● **TASK INSTRUCTIONS**: For each line below that holds the string "standards", add one to a tally; report that tally alone.

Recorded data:
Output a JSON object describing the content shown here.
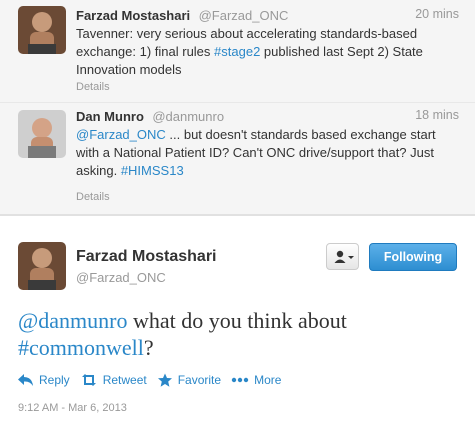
{
  "tweets": [
    {
      "name": "Farzad Mostashari",
      "handle": "@Farzad_ONC",
      "time": "20 mins",
      "text_parts": [
        "Tavenner: very serious about accelerating standards-based exchange: 1) final rules ",
        "#stage2",
        " published last Sept 2) State Innovation models"
      ],
      "details": "Details"
    },
    {
      "name": "Dan Munro",
      "handle": "@danmunro",
      "time": "18 mins",
      "text_parts": [
        "@Farzad_ONC",
        " ... but doesn't standards based exchange start with a National Patient ID? Can't ONC drive/support that? Just asking. ",
        "#HIMSS13"
      ],
      "details": "Details"
    }
  ],
  "main_tweet": {
    "name": "Farzad Mostashari",
    "handle": "@Farzad_ONC",
    "follow_label": "Following",
    "text_parts": [
      "@danmunro",
      " what do you think about ",
      "#commonwell",
      "?"
    ],
    "actions": {
      "reply": "Reply",
      "retweet": "Retweet",
      "favorite": "Favorite",
      "more": "More"
    },
    "timestamp": "9:12 AM - Mar 6, 2013"
  },
  "colors": {
    "link": "#2a87c8",
    "muted": "#999999",
    "follow_button": "#2d8ed1",
    "compact_bg": "#f5f5f5"
  },
  "icons": [
    "avatar-farzad",
    "avatar-dan",
    "user-icon",
    "caret-down-icon",
    "reply-icon",
    "retweet-icon",
    "star-icon",
    "ellipsis-icon"
  ]
}
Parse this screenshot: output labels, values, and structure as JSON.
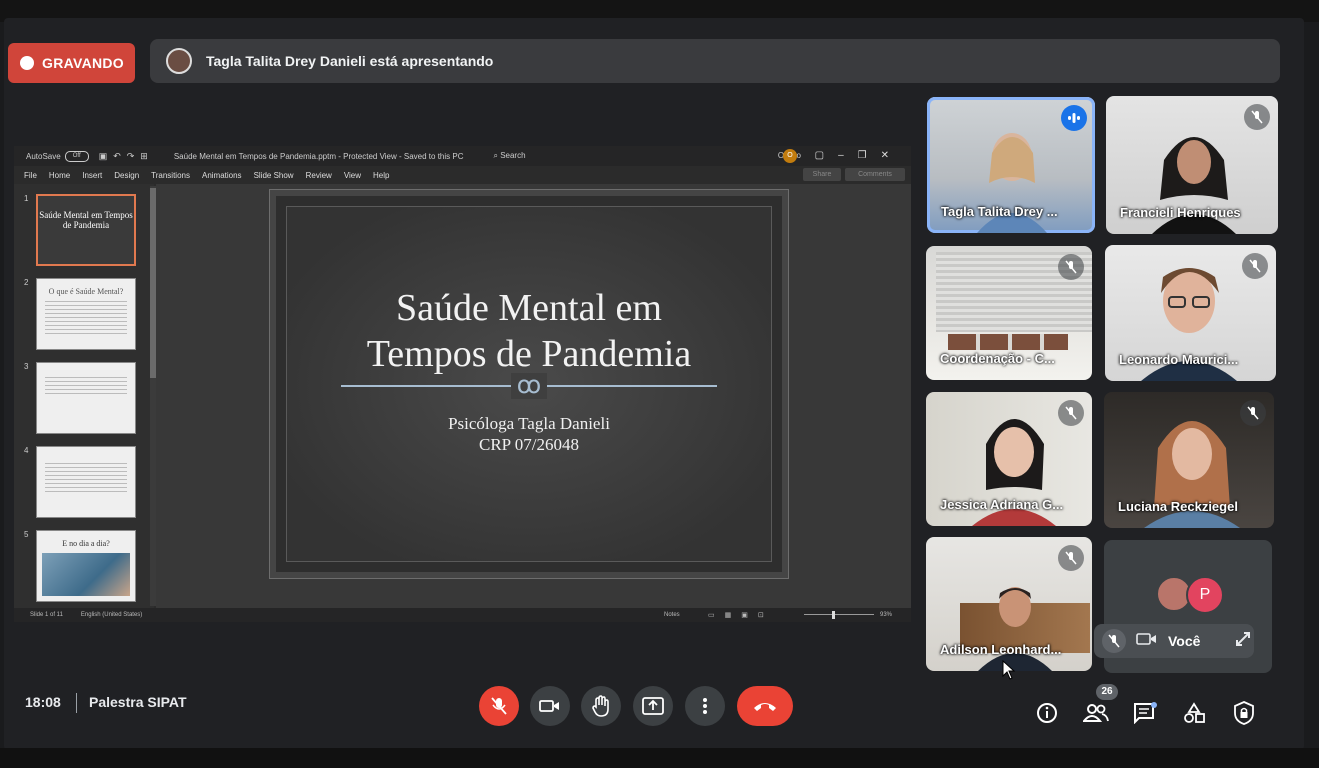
{
  "recording": {
    "label": "GRAVANDO"
  },
  "presenting": {
    "text": "Tagla Talita Drey Danieli está apresentando"
  },
  "ppt": {
    "autosave": "AutoSave",
    "autosave_state": "Off",
    "file_title": "Saúde Mental em Tempos de Pandemia.pptm  -  Protected View  -  Saved to this PC",
    "search": "Search",
    "user": "Otavio",
    "user_initial": "O",
    "menu": [
      "File",
      "Home",
      "Insert",
      "Design",
      "Transitions",
      "Animations",
      "Slide Show",
      "Review",
      "View",
      "Help"
    ],
    "share": "Share",
    "comments": "Comments",
    "thumbnails": [
      {
        "num": "1",
        "title": "Saúde Mental em Tempos de Pandemia"
      },
      {
        "num": "2",
        "title": "O que é Saúde Mental?"
      },
      {
        "num": "3",
        "title": ""
      },
      {
        "num": "4",
        "title": ""
      },
      {
        "num": "5",
        "title": "E no dia a dia?"
      }
    ],
    "slide": {
      "title_line1": "Saúde Mental em",
      "title_line2": "Tempos de Pandemia",
      "ornament": "ꝏ",
      "sub_line1": "Psicóloga Tagla Danieli",
      "sub_line2": "CRP 07/26048"
    },
    "status": {
      "slide_of": "Slide 1 of 11",
      "language": "English (United States)",
      "notes": "Notes",
      "zoom": "93%"
    }
  },
  "participants": [
    {
      "name": "Tagla Talita Drey ...",
      "speaking": true
    },
    {
      "name": "Francieli Henriques",
      "speaking": false
    },
    {
      "name": "Coordenação - C...",
      "speaking": false
    },
    {
      "name": "Leonardo Maurici...",
      "speaking": false
    },
    {
      "name": "Jessica Adriana G...",
      "speaking": false
    },
    {
      "name": "Luciana Reckziegel",
      "speaking": false
    },
    {
      "name": "Adilson Leonhard...",
      "speaking": false
    }
  ],
  "self": {
    "name": "Você",
    "avatar_letter": "P"
  },
  "bottom": {
    "time": "18:08",
    "meeting_name": "Palestra SIPAT",
    "people_count": "26"
  },
  "colors": {
    "record": "#d0453a",
    "hangup": "#ea4335",
    "active_outline": "#8ab4f8",
    "speaking": "#1a73e8"
  }
}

● **TASK SOLUTION**: 2